PROBLEM DETAILS » The records below are to be copied exactly, with every picture left out.

[[ RECORD EXCERPTS open ]]

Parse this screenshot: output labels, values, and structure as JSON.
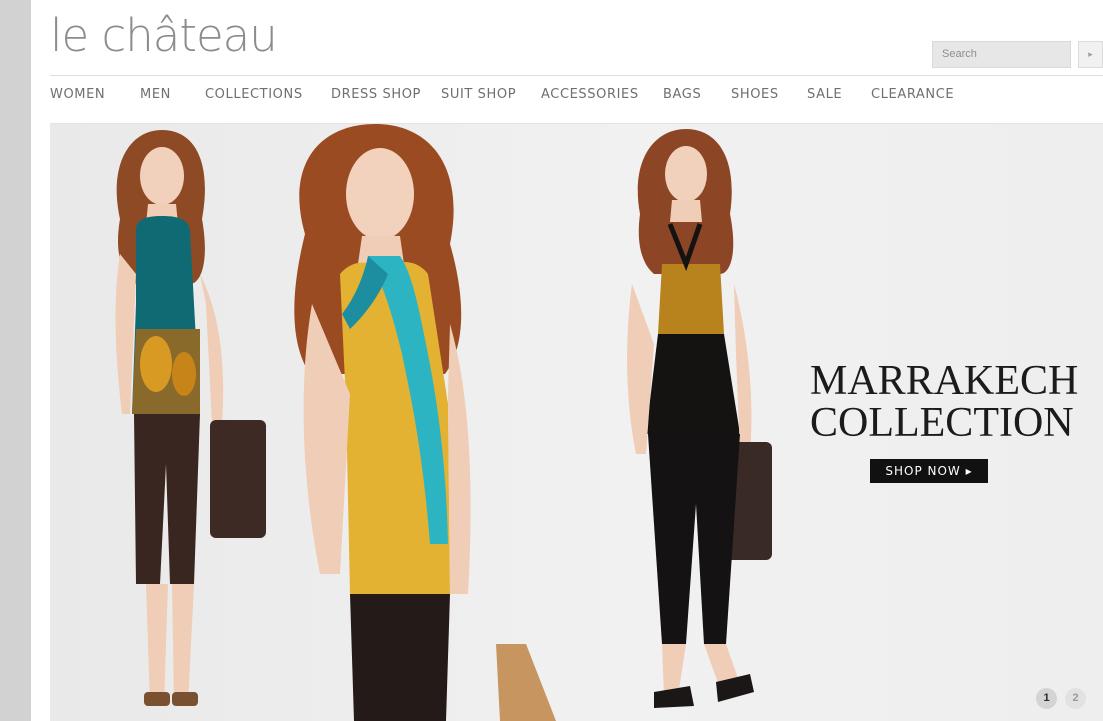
{
  "brand": {
    "logo_text": "le château"
  },
  "search": {
    "placeholder": "Search",
    "submit_glyph": "▸"
  },
  "nav": {
    "items": [
      {
        "label": "WOMEN"
      },
      {
        "label": "MEN"
      },
      {
        "label": "COLLECTIONS"
      },
      {
        "label": "DRESS SHOP"
      },
      {
        "label": "SUIT SHOP"
      },
      {
        "label": "ACCESSORIES"
      },
      {
        "label": "BAGS"
      },
      {
        "label": "SHOES"
      },
      {
        "label": "SALE"
      },
      {
        "label": "CLEARANCE"
      }
    ]
  },
  "hero": {
    "title_line1": "MARRAKECH",
    "title_line2": "COLLECTION",
    "cta_label": "SHOP NOW ▸",
    "pager": {
      "page1": "1",
      "page2": "2",
      "active": "1"
    }
  },
  "colors": {
    "logo": "#8c8c8c",
    "nav_text": "#6f6f6f",
    "cta_bg": "#111111",
    "teal_top": "#0f6a74",
    "mustard": "#e3b232",
    "scarf": "#2db4c2"
  }
}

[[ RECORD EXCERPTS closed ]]

RESULT »
Parse this screenshot: output labels, values, and structure as JSON.
{
  "brand": {
    "logo_text": "le château"
  },
  "search": {
    "placeholder": "Search",
    "submit_glyph": "▸"
  },
  "nav": {
    "items": [
      {
        "label": "WOMEN"
      },
      {
        "label": "MEN"
      },
      {
        "label": "COLLECTIONS"
      },
      {
        "label": "DRESS SHOP"
      },
      {
        "label": "SUIT SHOP"
      },
      {
        "label": "ACCESSORIES"
      },
      {
        "label": "BAGS"
      },
      {
        "label": "SHOES"
      },
      {
        "label": "SALE"
      },
      {
        "label": "CLEARANCE"
      }
    ]
  },
  "hero": {
    "title_line1": "MARRAKECH",
    "title_line2": "COLLECTION",
    "cta_label": "SHOP NOW ▸",
    "pager": {
      "page1": "1",
      "page2": "2",
      "active": "1"
    }
  },
  "colors": {
    "logo": "#8c8c8c",
    "nav_text": "#6f6f6f",
    "cta_bg": "#111111",
    "teal_top": "#0f6a74",
    "mustard": "#e3b232",
    "scarf": "#2db4c2"
  }
}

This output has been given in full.